On November 3, Oklahomans will have their final opportunity to lend their vote to meaningful criminal justice reform this cycle by voting Yes on State Question 805. As is often the case for criminal justice reform in Oklahoma, opposition to this modest reform has been rife with misinformation, and rooted in the idea that somehow a state who has managed to incarcerate people at the highest rates in the world to the detriment of our public safety is doing justice.
Unlike any Election before, we face obstacles in making sure voters are equipped with the facts about SQ 805 come election day. Everything from the ongoing spread of COVID-19 to severe weather that’s impacting access to power across the state have disrupted traditional forums for discussion and information. And that’s where you come in.
As November 3 nears, the only thing we can’t get more of is time. So we have to make this time count. We have to have meaningful conversations about why State Question 805 is the most urgent next step for criminal justice reform in Oklahoma.
As Oklahoma voters, we’re used to having to do the critical things when our leaders won’t. Four years ago, as Oklahoma’s incarceration crisis grew at unprecedented rates, we passed a ballot initiative, State Question 780, that made simple possession a misdemeanor and raised the felony theft threshold, saying it was time our state focused on treatment, not punishment. Since it went into effect, we’ve begun to address the growing prison population all while seeing a drop in crime. But we gave the legislature a mandate to address our mass incarceration crisis, and the only successful initiative we have seen since then was HB 1269, a bipartisan piece of legislation resulting from an ACLU of Oklahoma effort to make SQ 780 retroactive. The commutations from HB 1269 were historic and important. But Oklahoma still incarcerates women at the highest rate per capita in the world, as we have since the early 1990s. Two-thirds of the women in Oklahoma prisons are survivors of domestic violence, 80% are mothers. We know Indigenous women are three times more likely than white women to be incarcerated in Oklahoma. As the state that has led the country in the per capita incarceration rate of Black people since 2014, Black communities are hit especially hard.
We have studied the issue again and again and again. And the data has told us we must act--that Oklahoma is spending half a billion dollars every single year for outcomes we don’t want. But the folks in the status quo know changing our system threatens the power they wield. So we have seen delay tactics. The suggestion that to change imperfect policy we must have an infallible alternative, suggestions that one more study or one more committee could make folks feel more okay with change. That idea of perfection is rooted in white supremacy, and the lack of urgency does not meet the needs of this moment.

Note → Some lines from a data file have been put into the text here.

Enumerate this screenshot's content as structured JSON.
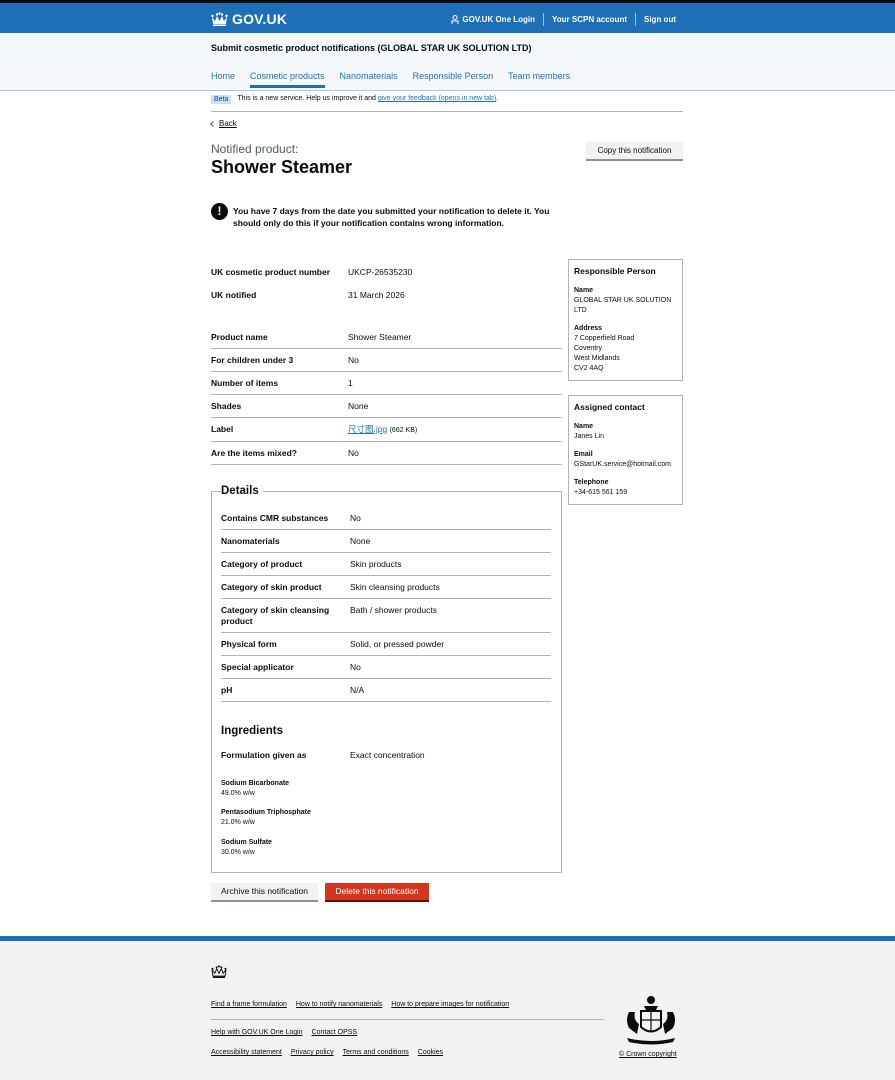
{
  "header": {
    "logo_text": "GOV.UK",
    "nav": [
      "GOV.UK One Login",
      "Your SCPN account",
      "Sign out"
    ]
  },
  "service": {
    "title": "Submit cosmetic product notifications (GLOBAL STAR UK SOLUTION LTD)",
    "nav": [
      "Home",
      "Cosmetic products",
      "Nanomaterials",
      "Responsible Person",
      "Team members"
    ],
    "active_index": 1
  },
  "phase": {
    "tag": "Beta",
    "text": "This is a new service. Help us improve it and",
    "link": "give your feedback (opens in new tab)",
    "end": "."
  },
  "back_label": "Back",
  "caption": "Notified product:",
  "title": "Shower Steamer",
  "copy_button": "Copy this notification",
  "warning": {
    "icon": "!",
    "text": "You have 7 days from the date you submitted your notification to delete it. You should only do this if your notification contains wrong information."
  },
  "notification_summary": [
    {
      "key": "UK cosmetic product number",
      "value": "UKCP-26535230"
    },
    {
      "key": "UK notified",
      "value": "31 March 2026"
    }
  ],
  "product_summary": [
    {
      "key": "Product name",
      "value": "Shower Steamer"
    },
    {
      "key": "For children under 3",
      "value": "No"
    },
    {
      "key": "Number of items",
      "value": "1"
    },
    {
      "key": "Shades",
      "value": "None"
    },
    {
      "key": "Label",
      "link": "尺寸图.jpg",
      "size": "(662 KB)"
    },
    {
      "key": "Are the items mixed?",
      "value": "No"
    }
  ],
  "details": {
    "legend": "Details",
    "rows": [
      {
        "key": "Contains CMR substances",
        "value": "No"
      },
      {
        "key": "Nanomaterials",
        "value": "None"
      },
      {
        "key": "Category of product",
        "value": "Skin products"
      },
      {
        "key": "Category of skin product",
        "value": "Skin cleansing products"
      },
      {
        "key": "Category of skin cleansing product",
        "value": "Bath / shower products"
      },
      {
        "key": "Physical form",
        "value": "Solid, or pressed powder"
      },
      {
        "key": "Special applicator",
        "value": "No"
      },
      {
        "key": "pH",
        "value": "N/A"
      }
    ]
  },
  "ingredients": {
    "title": "Ingredients",
    "formulation_key": "Formulation given as",
    "formulation_value": "Exact concentration",
    "items": [
      {
        "name": "Sodium Bicarbonate",
        "conc": "49.0% w/w"
      },
      {
        "name": "Pentasodium Triphosphate",
        "conc": "21.0% w/w"
      },
      {
        "name": "Sodium Sulfate",
        "conc": "30.0% w/w"
      }
    ]
  },
  "actions": {
    "archive": "Archive this notification",
    "delete": "Delete this notification"
  },
  "responsible_person": {
    "title": "Responsible Person",
    "name_label": "Name",
    "name": "GLOBAL STAR UK SOLUTION LTD",
    "address_label": "Address",
    "address": [
      "7 Copperfield Road",
      "Coventry",
      "West Midlands",
      "CV2 4AQ"
    ]
  },
  "assigned_contact": {
    "title": "Assigned contact",
    "name_label": "Name",
    "name": "Janes Lin",
    "email_label": "Email",
    "email": "GStarUK.service@hotmail.com",
    "phone_label": "Telephone",
    "phone": "+34-615 561 159"
  },
  "footer": {
    "links_row1": [
      "Find a frame formulation",
      "How to notify nanomaterials",
      "How to prepare images for notification"
    ],
    "links_row2": [
      "Help with GOV.UK One Login",
      "Contact OPSS"
    ],
    "links_row3": [
      "Accessibility statement",
      "Privacy policy",
      "Terms and conditions",
      "Cookies"
    ],
    "copyright": "© Crown copyright"
  }
}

A loud group of law enforcement, led by prosecutors, many who have been insulated from their electorate for years, and other folks who continue to push failed tough-on-crime policy, have not only fought reform at every opportunity, they have aggressively worked to roll back voter-mandated changes session-after-session. And the collateral damage is people, it's Oklahoma families, it's a sense of wholeness and community.
Some folks try to sully this critical work by saying we don’t know what’s best for Oklahoma. But we’re Oklahomans, living and working here on the ground. The coalition advancing this work is as bipartisan as they come. Because we believe in a better Oklahoma. We believe in standing up and fixing injustice. We believe that together we can do better.
So, as Election Day approaches, I am especially grateful for the support and time of ACLU of Oklahoma members working to build a more just Oklahoma. This Election is in our hands, and, with your help, I believe we can win.